Csanad Szegedi giving a speech when he was a leader in the Jobbik party (screenshot Youtube)

A former politician who was a prominent member of an anti-Semitic party in Hungary and was notorious for his blistering comments about Jews has begun the process of immigrating to Israel with his family.

Csanad Szegedi, 34, who announced in 2012 that he has Jewish roots, said at a World Zionist Organization conference last weekend that he is planning to make aliyah with his wife and two children.

The Hungarian has come a long way. As a member of parliament with the Jobbik party from 2003 to 2012, the outspoken politician accused Jews of “buying up” the country and desecrating national symbols. He also castigated the “Jewishness” of the political elite.

Szegedi seemed to be unaware of his Jewish roots until confronted by a convicted felon who presented him with evidence of his family’s history in 2010. After this meeting, Szegedi spoke with his grandmother who told him about her family’s past as Orthodox Jews.

“It was then that it dawned on me that my grandmother really is Jewish,” Szegedi told Hir TV at the time. “I asked her how the deportations happened. She was in Auschwitz and Dachau and she was the only survivor in the extended family.”

In 2012, Szegedi publicly acknowledged his Jewish roots and resigned from the party.

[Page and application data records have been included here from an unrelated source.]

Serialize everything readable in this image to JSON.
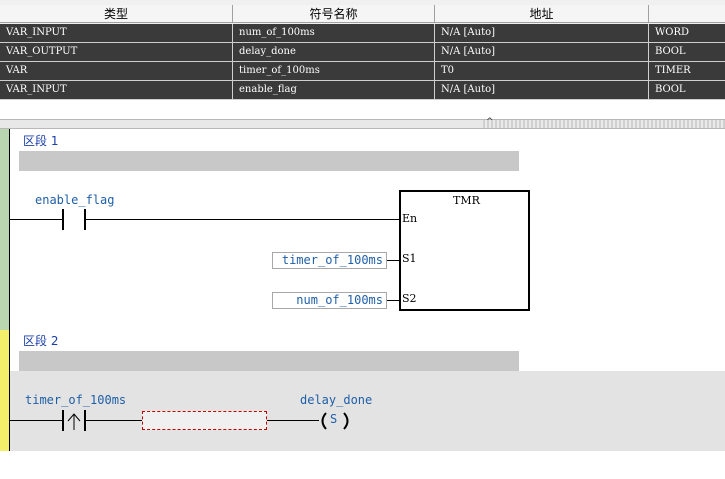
{
  "var_table": {
    "columns": [
      "类型",
      "符号名称",
      "地址",
      "数"
    ],
    "rows": [
      {
        "type": "VAR_INPUT",
        "name": "num_of_100ms",
        "address": "N/A [Auto]",
        "datatype": "WORD"
      },
      {
        "type": "VAR_OUTPUT",
        "name": "delay_done",
        "address": "N/A [Auto]",
        "datatype": "BOOL"
      },
      {
        "type": "VAR",
        "name": "timer_of_100ms",
        "address": "T0",
        "datatype": "TIMER"
      },
      {
        "type": "VAR_INPUT",
        "name": "enable_flag",
        "address": "N/A [Auto]",
        "datatype": "BOOL"
      }
    ]
  },
  "scrollbar_arrow": "^",
  "network1": {
    "title": "区段 1",
    "contact_label": "enable_flag",
    "block_name": "TMR",
    "pins": {
      "en": "En",
      "s1": "S1",
      "s2": "S2"
    },
    "s1_operand": "timer_of_100ms",
    "s2_operand": "num_of_100ms"
  },
  "network2": {
    "title": "区段 2",
    "contact_label": "timer_of_100ms",
    "coil_label": "delay_done",
    "coil_symbol": "S"
  },
  "colors": {
    "rail_network1": "#b9d6b0",
    "rail_network2": "#f3ef6a",
    "label_blue": "#1f5fa8",
    "row_dark": "#3a3a3a"
  }
}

During Szegedi’s time with Jobbik, the Anti-Defamation League actually described the party as “openly anti-Semitic.” Szegedi was also a founding member of the Hungarian Guard, a group whose black uniforms and striped flags were modeled after a pro-Nazi party which briefly governed Hungary at the end of World War II and killed thousands of Jews.

In all, 550,000 Hungarian Jews were killed during the Holocaust.

“After the nightmares that my relatives underwent in the Holocaust, my family and I very much want to be part of the positive dream that Israel constitutes for us,” he told Maariv, an Israeli newspaper.

In 2013 Szeged, who was raised Presbyterian, said in an interview that he keeps Shabbat and tries to observe kosher dietary laws. As for his plans when he moves to Israel, Szegedi told Maariv he will dedicate the next season of his career to fight anti-Semitism.

“Professionally, I will immediately look for bodies and organizations with which I can coordinate in the fight against anti-Semitism,” he said. “Personally, I will visit Jerusalem and the Western Wall, and of course, I will go out to eat real Israeli food, falafel and hummus.”